From the line containing "What data populates" down to the final line of the entries below, quote every line verbatim. Exclude pictures.

ENTRIES PROVIDED START

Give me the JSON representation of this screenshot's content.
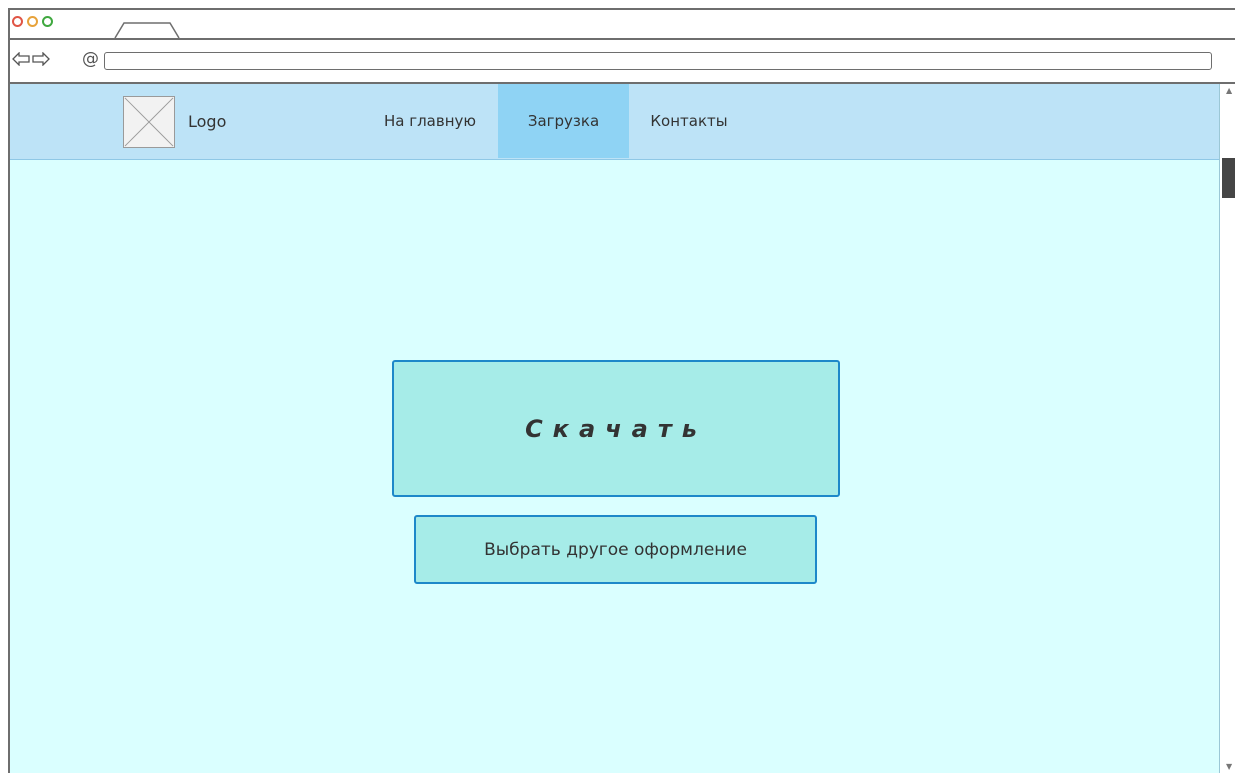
{
  "browser": {
    "url": "",
    "icons": {
      "close": "traffic-light-red",
      "minimize": "traffic-light-yellow",
      "maximize": "traffic-light-green",
      "back": "back-arrow-icon",
      "forward": "forward-arrow-icon",
      "address": "at-icon"
    },
    "at_symbol": "@"
  },
  "header": {
    "logo_label": "Logo",
    "nav": {
      "home": "На главную",
      "download": "Загрузка",
      "contacts": "Контакты"
    },
    "active_item": "download"
  },
  "main": {
    "download_button": "Скачать",
    "theme_button": "Выбрать другое оформление"
  },
  "colors": {
    "page_background": "#daffff",
    "navbar_background": "#bde3f7",
    "active_nav_background": "#8fd3f4",
    "button_background": "#a6ece8",
    "button_border": "#1d88c9"
  }
}
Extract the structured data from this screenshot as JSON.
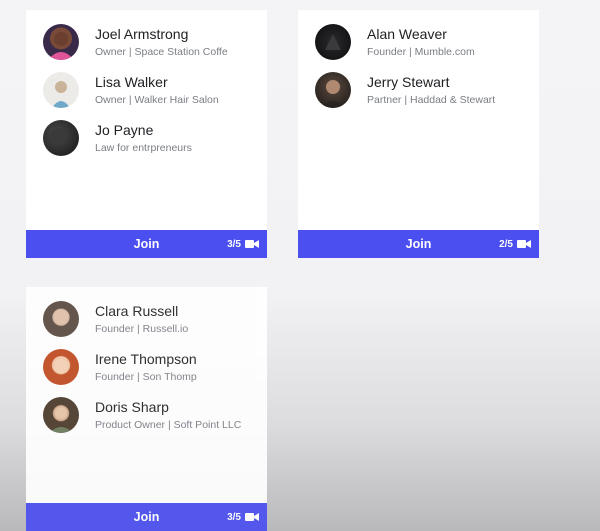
{
  "cards": [
    {
      "members": [
        {
          "name": "Joel Armstrong",
          "subtitle": "Owner | Space Station Coffe",
          "avatar_color": "#5b3a2e"
        },
        {
          "name": "Lisa Walker",
          "subtitle": "Owner | Walker Hair Salon",
          "avatar_color": "#d9d4cc"
        },
        {
          "name": "Jo Payne",
          "subtitle": "Law for entrpreneurs",
          "avatar_color": "#2a2a2a"
        }
      ],
      "join_label": "Join",
      "count": "3/5",
      "icon": "video-camera-icon"
    },
    {
      "members": [
        {
          "name": "Alan Weaver",
          "subtitle": "Founder | Mumble.com",
          "avatar_color": "#1c1c1e"
        },
        {
          "name": "Jerry Stewart",
          "subtitle": "Partner | Haddad & Stewart",
          "avatar_color": "#3a2f2a"
        }
      ],
      "join_label": "Join",
      "count": "2/5",
      "icon": "video-camera-icon"
    },
    {
      "members": [
        {
          "name": "Clara Russell",
          "subtitle": "Founder | Russell.io",
          "avatar_color": "#8a6a5a"
        },
        {
          "name": "Irene Thompson",
          "subtitle": "Founder | Son Thomp",
          "avatar_color": "#c0502a"
        },
        {
          "name": "Doris Sharp",
          "subtitle": "Product Owner | Soft Point LLC",
          "avatar_color": "#6a5a4a"
        }
      ],
      "join_label": "Join",
      "count": "3/5",
      "icon": "video-camera-icon"
    }
  ],
  "colors": {
    "join_bar": "#4b4ff0",
    "name_text": "#202124",
    "subtitle_text": "#7a7d84"
  }
}
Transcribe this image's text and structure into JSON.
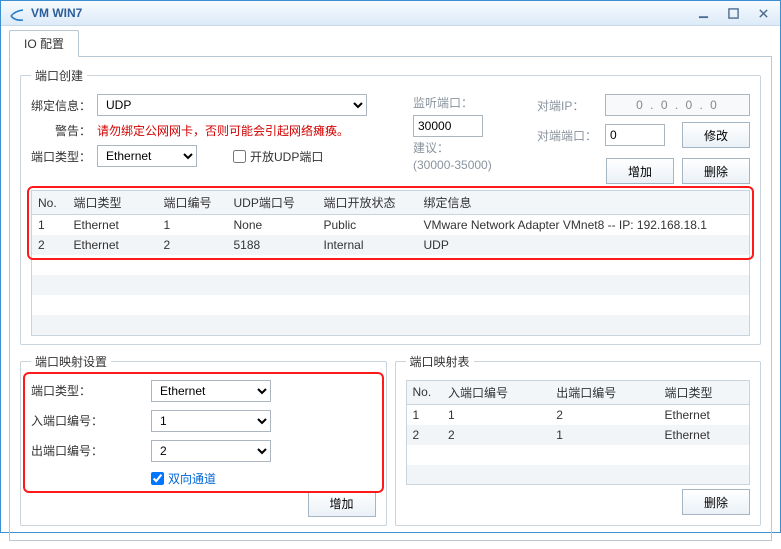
{
  "window": {
    "title": "VM WIN7"
  },
  "tabs": {
    "io_config": "IO 配置"
  },
  "port_create": {
    "legend": "端口创建",
    "bind_info_label": "绑定信息：",
    "bind_info_value": "UDP",
    "warning_label": "警告：",
    "warning_text": "请勿绑定公网网卡，否则可能会引起网络瘫痪。",
    "port_type_label": "端口类型：",
    "port_type_value": "Ethernet",
    "open_udp_label": "开放UDP端口",
    "listen_port_label": "监听端口：",
    "listen_port_value": "30000",
    "listen_port_hint_label": "建议：",
    "listen_port_hint_value": "(30000-35000)",
    "peer_ip_label": "对端IP：",
    "peer_ip_value": "0  .  0  .  0  .  0",
    "peer_port_label": "对端端口：",
    "peer_port_value": "0",
    "btn_modify": "修改",
    "btn_add": "增加",
    "btn_delete": "删除",
    "table": {
      "headers": {
        "no": "No.",
        "type": "端口类型",
        "num": "端口编号",
        "udp": "UDP端口号",
        "open": "端口开放状态",
        "bind": "绑定信息"
      },
      "rows": [
        {
          "no": "1",
          "type": "Ethernet",
          "num": "1",
          "udp": "None",
          "open": "Public",
          "bind": "VMware Network Adapter VMnet8 -- IP: 192.168.18.1"
        },
        {
          "no": "2",
          "type": "Ethernet",
          "num": "2",
          "udp": "5188",
          "open": "Internal",
          "bind": "UDP"
        }
      ]
    }
  },
  "mapping_settings": {
    "legend": "端口映射设置",
    "port_type_label": "端口类型：",
    "port_type_value": "Ethernet",
    "in_port_label": "入端口编号：",
    "in_port_value": "1",
    "out_port_label": "出端口编号：",
    "out_port_value": "2",
    "bidir_label": "双向通道",
    "btn_add": "增加"
  },
  "mapping_table": {
    "legend": "端口映射表",
    "headers": {
      "no": "No.",
      "in": "入端口编号",
      "out": "出端口编号",
      "type": "端口类型"
    },
    "rows": [
      {
        "no": "1",
        "in": "1",
        "out": "2",
        "type": "Ethernet"
      },
      {
        "no": "2",
        "in": "2",
        "out": "1",
        "type": "Ethernet"
      }
    ],
    "btn_delete": "删除"
  }
}
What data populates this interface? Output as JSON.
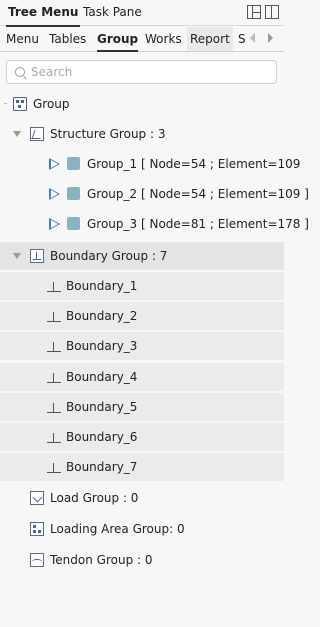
{
  "window": {
    "tabs": [
      "Tree Menu",
      "Task Pane"
    ]
  },
  "subtabs": [
    "Menu",
    "Tables",
    "Group",
    "Works",
    "Report",
    "S"
  ],
  "search": {
    "placeholder": "Search",
    "value": ""
  },
  "tree": {
    "root": "Group",
    "structure_group": {
      "label": "Structure Group : 3",
      "items": [
        "Group_1 [ Node=54 ; Element=109",
        "Group_2 [ Node=54 ; Element=109 ]",
        "Group_3 [ Node=81 ; Element=178 ]"
      ],
      "swatch_color": "#8ab3c2"
    },
    "boundary_group": {
      "label": "Boundary Group : 7",
      "items": [
        "Boundary_1",
        "Boundary_2",
        "Boundary_3",
        "Boundary_4",
        "Boundary_5",
        "Boundary_6",
        "Boundary_7"
      ]
    },
    "load_group": "Load Group : 0",
    "loading_area_group": "Loading Area Group: 0",
    "tendon_group": "Tendon Group : 0"
  },
  "colors": {
    "accent": "#4a78d0",
    "selection": "#e4e4e4"
  }
}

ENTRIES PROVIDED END

== RESPONSE BELOW ==
What data populates this interface? Output as JSON.
{
  "window": {
    "tabs": [
      "Tree Menu",
      "Task Pane"
    ]
  },
  "subtabs": [
    "Menu",
    "Tables",
    "Group",
    "Works",
    "Report",
    "S"
  ],
  "search": {
    "placeholder": "Search",
    "value": ""
  },
  "tree": {
    "root": "Group",
    "structure_group": {
      "label": "Structure Group : 3",
      "items": [
        "Group_1 [ Node=54 ; Element=109",
        "Group_2 [ Node=54 ; Element=109 ]",
        "Group_3 [ Node=81 ; Element=178 ]"
      ],
      "swatch_color": "#8ab3c2"
    },
    "boundary_group": {
      "label": "Boundary Group : 7",
      "items": [
        "Boundary_1",
        "Boundary_2",
        "Boundary_3",
        "Boundary_4",
        "Boundary_5",
        "Boundary_6",
        "Boundary_7"
      ]
    },
    "load_group": "Load Group : 0",
    "loading_area_group": "Loading Area Group: 0",
    "tendon_group": "Tendon Group : 0"
  },
  "colors": {
    "accent": "#4a78d0",
    "selection": "#e4e4e4"
  }
}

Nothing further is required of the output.